### Listed records
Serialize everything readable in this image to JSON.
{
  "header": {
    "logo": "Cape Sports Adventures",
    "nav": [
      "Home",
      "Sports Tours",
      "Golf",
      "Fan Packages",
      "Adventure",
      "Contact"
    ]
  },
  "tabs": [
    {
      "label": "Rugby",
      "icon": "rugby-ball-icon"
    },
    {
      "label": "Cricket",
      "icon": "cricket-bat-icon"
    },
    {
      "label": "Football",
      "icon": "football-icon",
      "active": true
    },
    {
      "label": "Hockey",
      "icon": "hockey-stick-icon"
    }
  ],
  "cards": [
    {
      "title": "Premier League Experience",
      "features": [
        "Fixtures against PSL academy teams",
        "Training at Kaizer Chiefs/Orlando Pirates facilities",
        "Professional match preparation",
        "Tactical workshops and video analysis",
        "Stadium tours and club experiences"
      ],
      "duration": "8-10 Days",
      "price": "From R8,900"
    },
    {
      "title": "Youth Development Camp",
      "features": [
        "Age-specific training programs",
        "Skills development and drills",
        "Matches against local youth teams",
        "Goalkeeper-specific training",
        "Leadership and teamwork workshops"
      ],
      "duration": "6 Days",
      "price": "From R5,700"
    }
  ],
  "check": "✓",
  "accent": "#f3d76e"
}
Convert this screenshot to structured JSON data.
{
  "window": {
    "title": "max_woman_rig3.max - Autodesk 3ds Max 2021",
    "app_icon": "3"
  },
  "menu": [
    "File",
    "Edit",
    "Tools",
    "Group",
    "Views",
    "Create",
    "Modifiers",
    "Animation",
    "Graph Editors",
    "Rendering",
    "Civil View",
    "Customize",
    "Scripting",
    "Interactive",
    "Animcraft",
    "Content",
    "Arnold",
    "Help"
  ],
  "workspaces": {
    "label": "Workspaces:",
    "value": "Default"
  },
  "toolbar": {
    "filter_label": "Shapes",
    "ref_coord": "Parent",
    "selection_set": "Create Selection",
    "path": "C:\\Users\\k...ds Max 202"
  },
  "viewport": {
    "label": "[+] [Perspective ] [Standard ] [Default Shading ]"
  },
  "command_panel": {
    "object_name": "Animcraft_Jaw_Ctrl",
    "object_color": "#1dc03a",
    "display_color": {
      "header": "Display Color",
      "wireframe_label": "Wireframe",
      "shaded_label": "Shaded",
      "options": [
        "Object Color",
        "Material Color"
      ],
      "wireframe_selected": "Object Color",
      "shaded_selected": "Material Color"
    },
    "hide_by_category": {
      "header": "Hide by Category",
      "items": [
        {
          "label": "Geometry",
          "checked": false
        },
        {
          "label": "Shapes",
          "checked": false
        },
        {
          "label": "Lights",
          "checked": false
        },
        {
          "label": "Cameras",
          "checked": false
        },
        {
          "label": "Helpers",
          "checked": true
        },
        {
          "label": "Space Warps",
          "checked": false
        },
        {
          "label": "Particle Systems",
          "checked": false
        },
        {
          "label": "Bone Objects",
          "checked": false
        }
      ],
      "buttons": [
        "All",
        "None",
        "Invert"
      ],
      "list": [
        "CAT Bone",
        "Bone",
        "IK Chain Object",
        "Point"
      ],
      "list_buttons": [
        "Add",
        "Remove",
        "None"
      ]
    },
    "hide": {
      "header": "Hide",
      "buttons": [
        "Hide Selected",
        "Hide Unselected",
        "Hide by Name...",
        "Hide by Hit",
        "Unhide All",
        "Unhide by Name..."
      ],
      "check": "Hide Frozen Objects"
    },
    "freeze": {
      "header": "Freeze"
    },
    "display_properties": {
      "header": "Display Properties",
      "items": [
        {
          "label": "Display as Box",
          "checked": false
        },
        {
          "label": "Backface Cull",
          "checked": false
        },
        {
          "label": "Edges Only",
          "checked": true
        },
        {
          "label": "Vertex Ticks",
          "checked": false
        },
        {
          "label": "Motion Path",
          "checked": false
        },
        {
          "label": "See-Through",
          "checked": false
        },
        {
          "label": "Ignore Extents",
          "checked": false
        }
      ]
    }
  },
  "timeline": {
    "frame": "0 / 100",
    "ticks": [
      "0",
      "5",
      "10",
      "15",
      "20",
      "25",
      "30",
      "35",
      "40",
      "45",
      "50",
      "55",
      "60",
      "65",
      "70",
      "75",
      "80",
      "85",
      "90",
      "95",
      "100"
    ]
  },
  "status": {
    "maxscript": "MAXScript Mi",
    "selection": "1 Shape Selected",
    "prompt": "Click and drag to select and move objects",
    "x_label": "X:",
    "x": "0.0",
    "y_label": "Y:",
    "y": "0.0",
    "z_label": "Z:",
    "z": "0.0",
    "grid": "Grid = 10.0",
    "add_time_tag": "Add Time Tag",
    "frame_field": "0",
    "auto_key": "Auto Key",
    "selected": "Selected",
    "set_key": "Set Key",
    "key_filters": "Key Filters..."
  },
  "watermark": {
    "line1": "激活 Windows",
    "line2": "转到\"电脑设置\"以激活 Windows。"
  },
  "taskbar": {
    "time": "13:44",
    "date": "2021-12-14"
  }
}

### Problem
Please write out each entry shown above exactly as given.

### Task response
Serialize everything readable in this image to JSON.
{
  "header": {
    "logo": "Cape Sports Adventures",
    "nav": [
      "Home",
      "Sports Tours",
      "Golf",
      "Fan Packages",
      "Adventure",
      "Contact"
    ]
  },
  "tabs": [
    {
      "label": "Rugby",
      "icon": "rugby-ball-icon"
    },
    {
      "label": "Cricket",
      "icon": "cricket-bat-icon"
    },
    {
      "label": "Football",
      "icon": "football-icon",
      "active": true
    },
    {
      "label": "Hockey",
      "icon": "hockey-stick-icon"
    }
  ],
  "cards": [
    {
      "title": "Premier League Experience",
      "features": [
        "Fixtures against PSL academy teams",
        "Training at Kaizer Chiefs/Orlando Pirates facilities",
        "Professional match preparation",
        "Tactical workshops and video analysis",
        "Stadium tours and club experiences"
      ],
      "duration": "8-10 Days",
      "price": "From R8,900"
    },
    {
      "title": "Youth Development Camp",
      "features": [
        "Age-specific training programs",
        "Skills development and drills",
        "Matches against local youth teams",
        "Goalkeeper-specific training",
        "Leadership and teamwork workshops"
      ],
      "duration": "6 Days",
      "price": "From R5,700"
    }
  ],
  "check": "✓",
  "accent": "#f3d76e"
}
Convert this screenshot to structured JSON data.
{
  "window": {
    "title": "max_woman_rig3.max - Autodesk 3ds Max 2021",
    "app_icon": "3"
  },
  "menu": [
    "File",
    "Edit",
    "Tools",
    "Group",
    "Views",
    "Create",
    "Modifiers",
    "Animation",
    "Graph Editors",
    "Rendering",
    "Civil View",
    "Customize",
    "Scripting",
    "Interactive",
    "Animcraft",
    "Content",
    "Arnold",
    "Help"
  ],
  "workspaces": {
    "label": "Workspaces:",
    "value": "Default"
  },
  "toolbar": {
    "filter_label": "Shapes",
    "ref_coord": "Parent",
    "selection_set": "Create Selection",
    "path": "C:\\Users\\k...ds Max 202"
  },
  "viewport": {
    "label": "[+] [Perspective ] [Standard ] [Default Shading ]"
  },
  "command_panel": {
    "object_name": "Animcraft_Jaw_Ctrl",
    "object_color": "#1dc03a",
    "display_color": {
      "header": "Display Color",
      "wireframe_label": "Wireframe",
      "shaded_label": "Shaded",
      "options": [
        "Object Color",
        "Material Color"
      ],
      "wireframe_selected": "Object Color",
      "shaded_selected": "Material Color"
    },
    "hide_by_category": {
      "header": "Hide by Category",
      "items": [
        {
          "label": "Geometry",
          "checked": false
        },
        {
          "label": "Shapes",
          "checked": false
        },
        {
          "label": "Lights",
          "checked": false
        },
        {
          "label": "Cameras",
          "checked": false
        },
        {
          "label": "Helpers",
          "checked": true
        },
        {
          "label": "Space Warps",
          "checked": false
        },
        {
          "label": "Particle Systems",
          "checked": false
        },
        {
          "label": "Bone Objects",
          "checked": false
        }
      ],
      "buttons": [
        "All",
        "None",
        "Invert"
      ],
      "list": [
        "CAT Bone",
        "Bone",
        "IK Chain Object",
        "Point"
      ],
      "list_buttons": [
        "Add",
        "Remove",
        "None"
      ]
    },
    "hide": {
      "header": "Hide",
      "buttons": [
        "Hide Selected",
        "Hide Unselected",
        "Hide by Name...",
        "Hide by Hit",
        "Unhide All",
        "Unhide by Name..."
      ],
      "check": "Hide Frozen Objects"
    },
    "freeze": {
      "header": "Freeze"
    },
    "display_properties": {
      "header": "Display Properties",
      "items": [
        {
          "label": "Display as Box",
          "checked": false
        },
        {
          "label": "Backface Cull",
          "checked": false
        },
        {
          "label": "Edges Only",
          "checked": true
        },
        {
          "label": "Vertex Ticks",
          "checked": false
        },
        {
          "label": "Motion Path",
          "checked": false
        },
        {
          "label": "See-Through",
          "checked": false
        },
        {
          "label": "Ignore Extents",
          "checked": false
        }
      ]
    }
  },
  "timeline": {
    "frame": "0 / 100",
    "ticks": [
      "0",
      "5",
      "10",
      "15",
      "20",
      "25",
      "30",
      "35",
      "40",
      "45",
      "50",
      "55",
      "60",
      "65",
      "70",
      "75",
      "80",
      "85",
      "90",
      "95",
      "100"
    ]
  },
  "status": {
    "maxscript": "MAXScript Mi",
    "selection": "1 Shape Selected",
    "prompt": "Click and drag to select and move objects",
    "x_label": "X:",
    "x": "0.0",
    "y_label": "Y:",
    "y": "0.0",
    "z_label": "Z:",
    "z": "0.0",
    "grid": "Grid = 10.0",
    "add_time_tag": "Add Time Tag",
    "frame_field": "0",
    "auto_key": "Auto Key",
    "selected": "Selected",
    "set_key": "Set Key",
    "key_filters": "Key Filters..."
  },
  "watermark": {
    "line1": "激活 Windows",
    "line2": "转到\"电脑设置\"以激活 Windows。"
  },
  "taskbar": {
    "time": "13:44",
    "date": "2021-12-14"
  }
}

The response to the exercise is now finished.